In Marguerite Feitlowitz’s excellent A Lexicon of Terror, she studies the ways in which language, particularly Argentinian Spanish, changes with the advent of a totalitarian regime. I first read the book in college as part of an Argentinian history class. A man who had lived through the Proceso, a junta of horrifying violence and both philosophical and personnel connections to Nazi Germany that ruled the nation around the year I was born, came to speak. The first time I heard him say his friend “was disappeared” rather than “disappeared,” my blood went cold. Such a simple thing, a verb becoming transitive, but it said everything.

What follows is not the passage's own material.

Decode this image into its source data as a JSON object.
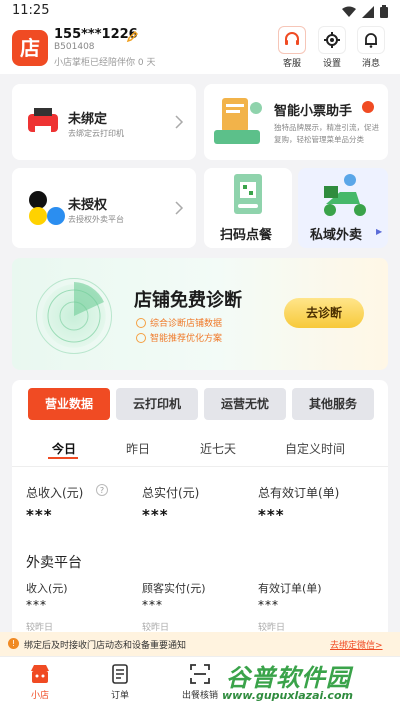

The process of writing Deathless involved an immersion in Russian and Eastern European history where, I promise, this phenomenon is no different. It seems to be a constant: when a government wants to control people, they control language. In post 9/11 America, we’ve seen this happen in English. It’s astonishing how many of the usages in A Lexicon of Terror are now common in American English. (Insurgents instead of soldiers, the total perversion of the word freedom, terrorist used to describe anything and everything.) It is grimly fascinating, to see the naked attempt to contort every possible word into a political statement in favor of the status quo.

What happens ultimately is that a whole language becomes a code. No word is simply itself, it also stands for something else, often doubling back ironically on its new meaning anyway, because it takes time to forget what words mean. Communication nears a singularity of impossibility. This upside-down logic is part of the reason magical realism so often springs up in totalitarian nations. It isn’t magical, really. It’s just realism. Expressing a world run by wizards who believe profoundly in magic words.

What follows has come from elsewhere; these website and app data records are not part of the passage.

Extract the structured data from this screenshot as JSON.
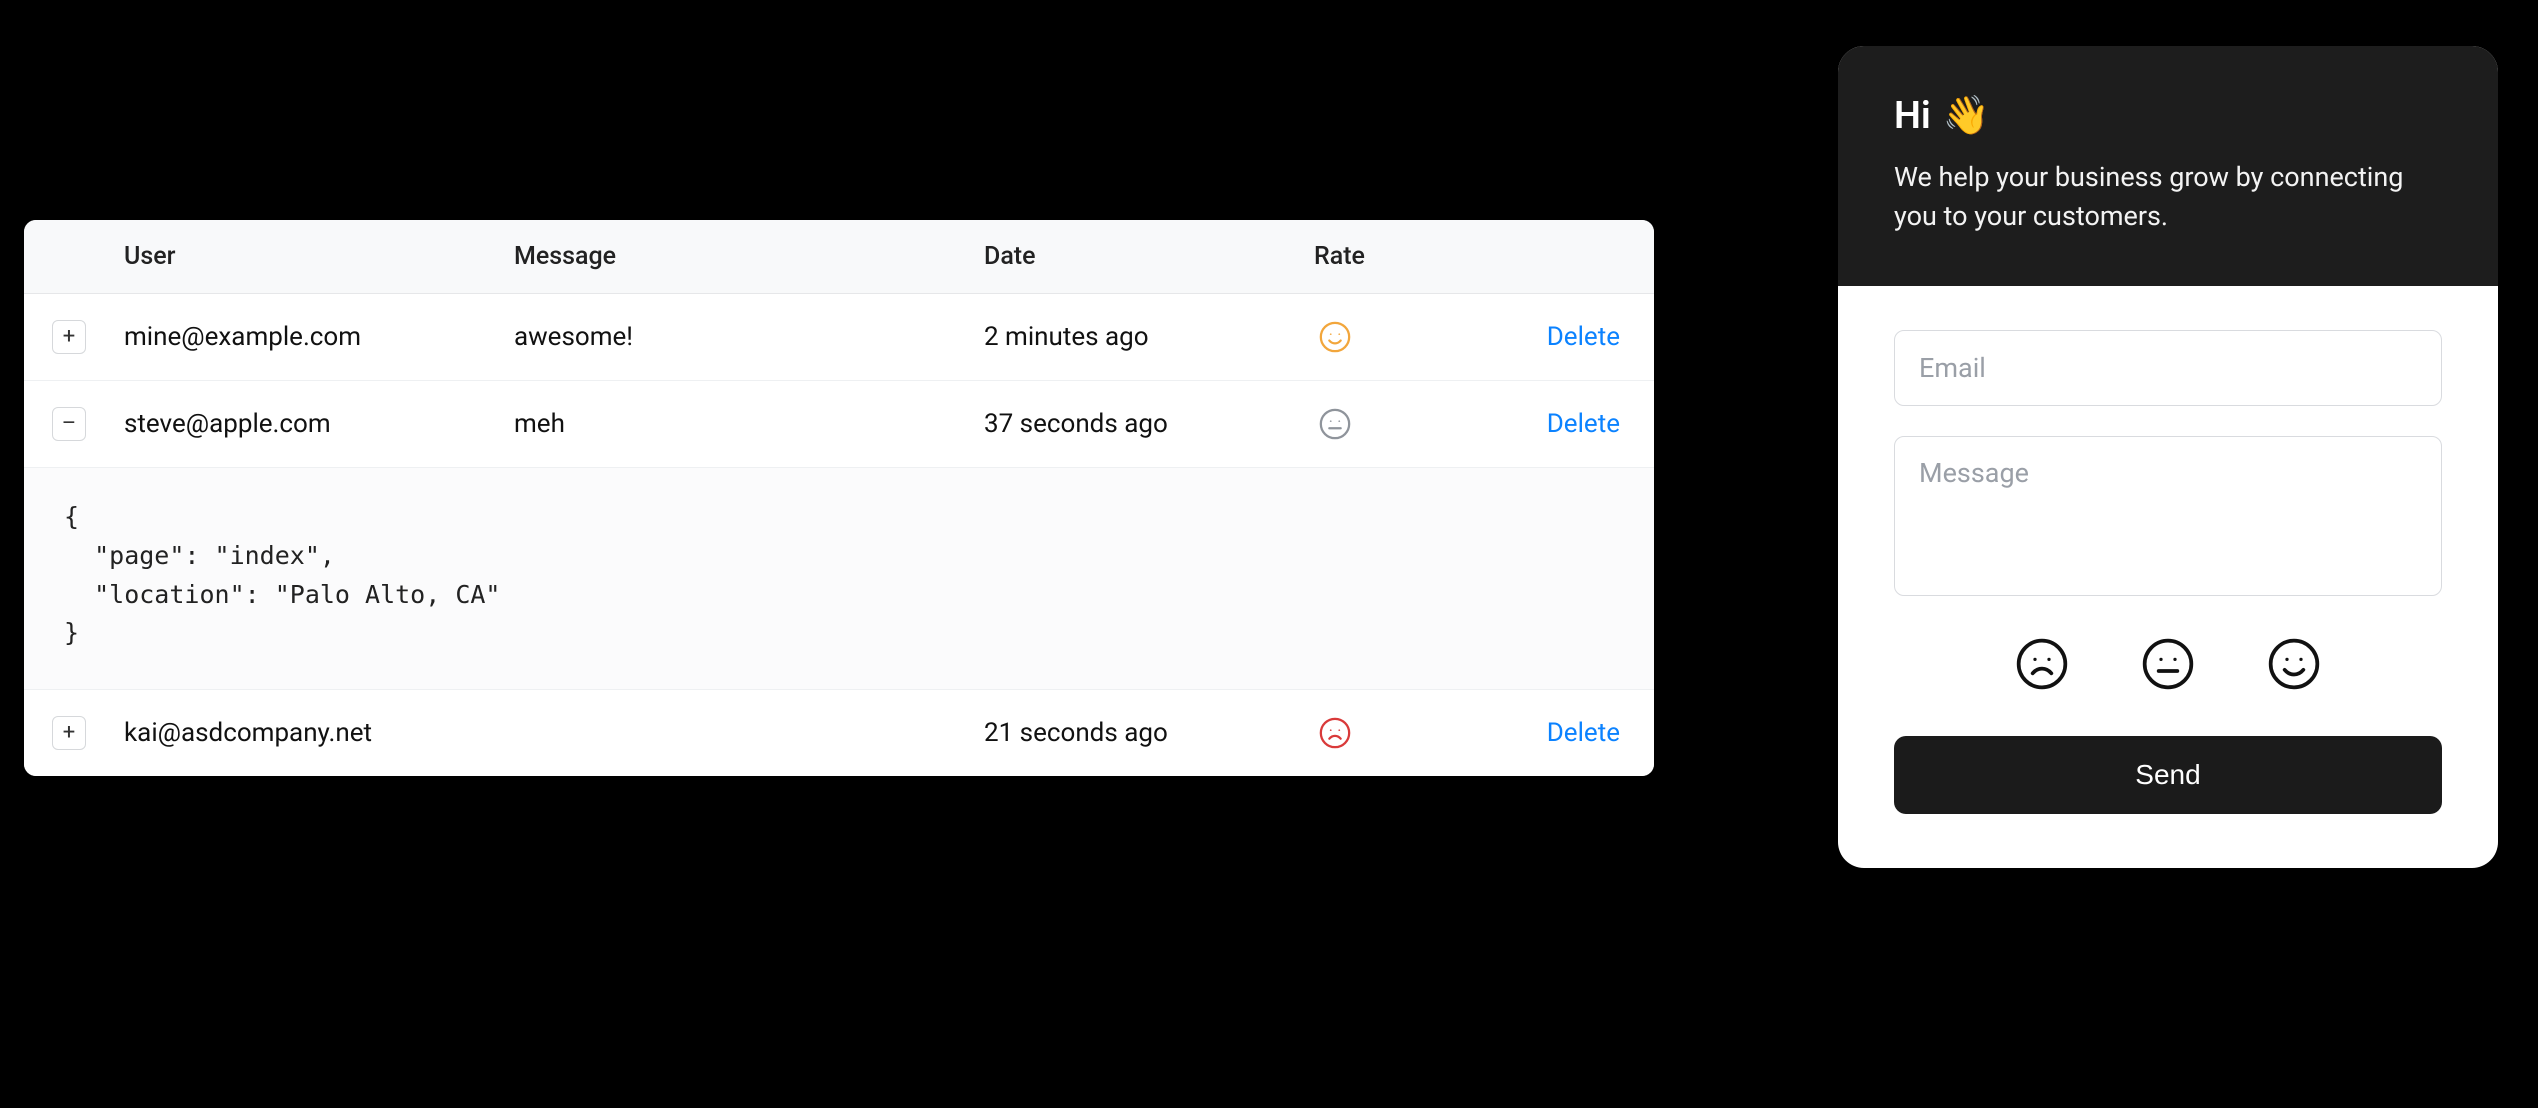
{
  "table": {
    "headers": {
      "user": "User",
      "message": "Message",
      "date": "Date",
      "rate": "Rate"
    },
    "rows": [
      {
        "expander": "+",
        "user": "mine@example.com",
        "message": "awesome!",
        "date": "2 minutes ago",
        "rate": "happy",
        "action": "Delete"
      },
      {
        "expander": "–",
        "user": "steve@apple.com",
        "message": "meh",
        "date": "37 seconds ago",
        "rate": "neutral",
        "action": "Delete",
        "detail": "{\n  \"page\": \"index\",\n  \"location\": \"Palo Alto, CA\"\n}"
      },
      {
        "expander": "+",
        "user": "kai@asdcompany.net",
        "message": "",
        "date": "21 seconds ago",
        "rate": "sad",
        "action": "Delete"
      }
    ]
  },
  "widget": {
    "greeting": "Hi",
    "emoji": "👋",
    "subtitle": "We help your business grow by connecting you to your customers.",
    "email_placeholder": "Email",
    "message_placeholder": "Message",
    "send_label": "Send"
  },
  "colors": {
    "rate_happy": "#f2a63c",
    "rate_neutral": "#8f949b",
    "rate_sad": "#d93a3a",
    "link": "#0b82ff",
    "widget_header_bg": "#1d1d1d"
  }
}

Red Engines

This is a love poem, have no doubt. It is a poem that exists because I met someone years ago who was younger than I by a decade, who was so beyond any need for me in her world or any of the old conceptions of love and belonging she seemed a little alien and terrifying, the way beautiful people who don’t want to be with you always do. She seemed like a new, post-human thing. A girl headed to Mars while I stayed on earth. A girl for whom my fairy tales had no meaning and in whom she had no role.

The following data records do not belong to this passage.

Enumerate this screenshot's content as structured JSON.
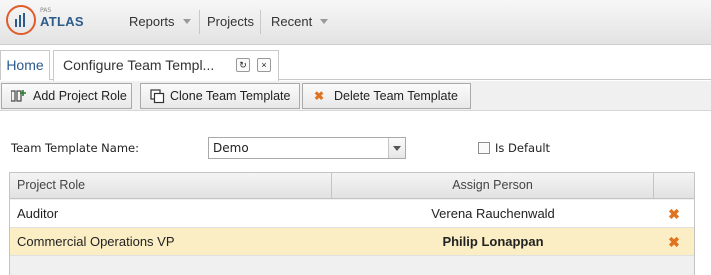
{
  "header": {
    "logo_small": "PAS",
    "logo_text": "ATLAS",
    "nav": [
      {
        "label": "Reports",
        "has_dropdown": true
      },
      {
        "label": "Projects",
        "has_dropdown": false
      },
      {
        "label": "Recent",
        "has_dropdown": true
      }
    ]
  },
  "tabs": {
    "home_label": "Home",
    "active_label": "Configure Team Templ...",
    "refresh_icon": "↻",
    "close_icon": "×"
  },
  "toolbar": {
    "add_label": "Add Project Role",
    "clone_label": "Clone Team Template",
    "delete_label": "Delete Team Template",
    "delete_icon_color": "#e0731f"
  },
  "form": {
    "template_name_label": "Team Template Name:",
    "template_name_value": "Demo",
    "is_default_label": "Is Default",
    "is_default_checked": false
  },
  "grid": {
    "columns": [
      "Project Role",
      "Assign Person"
    ],
    "rows": [
      {
        "role": "Auditor",
        "person": "Verena Rauchenwald",
        "selected": false
      },
      {
        "role": "Commercial Operations VP",
        "person": "Philip Lonappan",
        "selected": true
      }
    ],
    "delete_glyph": "✖",
    "selected_row_color": "#fbeec4"
  },
  "colors": {
    "brand_blue": "#2c5c8a",
    "brand_orange": "#e05c2a",
    "link_blue": "#2a5a8c"
  }
}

Sometimes the reasons behind poems are simple, so simple as to be beyond stating, universal.

Once upon a time there was this girl.

The Wolves of Brooklyn

One evening, while one of the great rollicking snowstorms that treat the Atlantic Seaboard like its own personal bowling alley racked up a perfect game all over us, a Brooklynite friend of mine named Danielle blogged:

“We walked home down Flatbush and were eaten by wolves.”

And it was a thing that needed to be written.

Many of my high school friends now live in New York, by chance. Or possibly not by chance, given that my friends were all actors and dancers and New York is Where You Go when that is what you want out of the world. I am continually surprised by my own familiarity with and affection for the city, having grown up on the West Coast. But I am most interested in how powerfully it is a focal point for all the dreams of people coming in search of something meaningful and even magical in the same place. We see New York on every screen and in every story--it is the urban face of our culture. We get this idea that it is real in a way the rest of the country is somehow not. It is Where Things Happen. This idea is embraced and enforced by New Yorkers, but it is primarily made of unreal things: books, television, movies.

The Wolves of Brooklyn, which should never, ever be read by anyone who went to high school with me and could see quite clearly who is who in this story, is at its heart about that quest for the real.

One Breath, One Stroke

In Japanese calligraphy, this is the ideal. Your breathing is as important as your brushwork. One breath, one stroke of the brush. It is a meditative activity, and a sacred one.

A significant portion of my stories about Japan are necessarily written from an outsider’s perspective. I am not, after all, Japanese. This one is an inside story--the characters are all yokai, Japanese demons or mythical creatures. I have always taken it as a mission

Kathleen Jennings
Catherynne M. Valente
336 pages
United States
Out of Print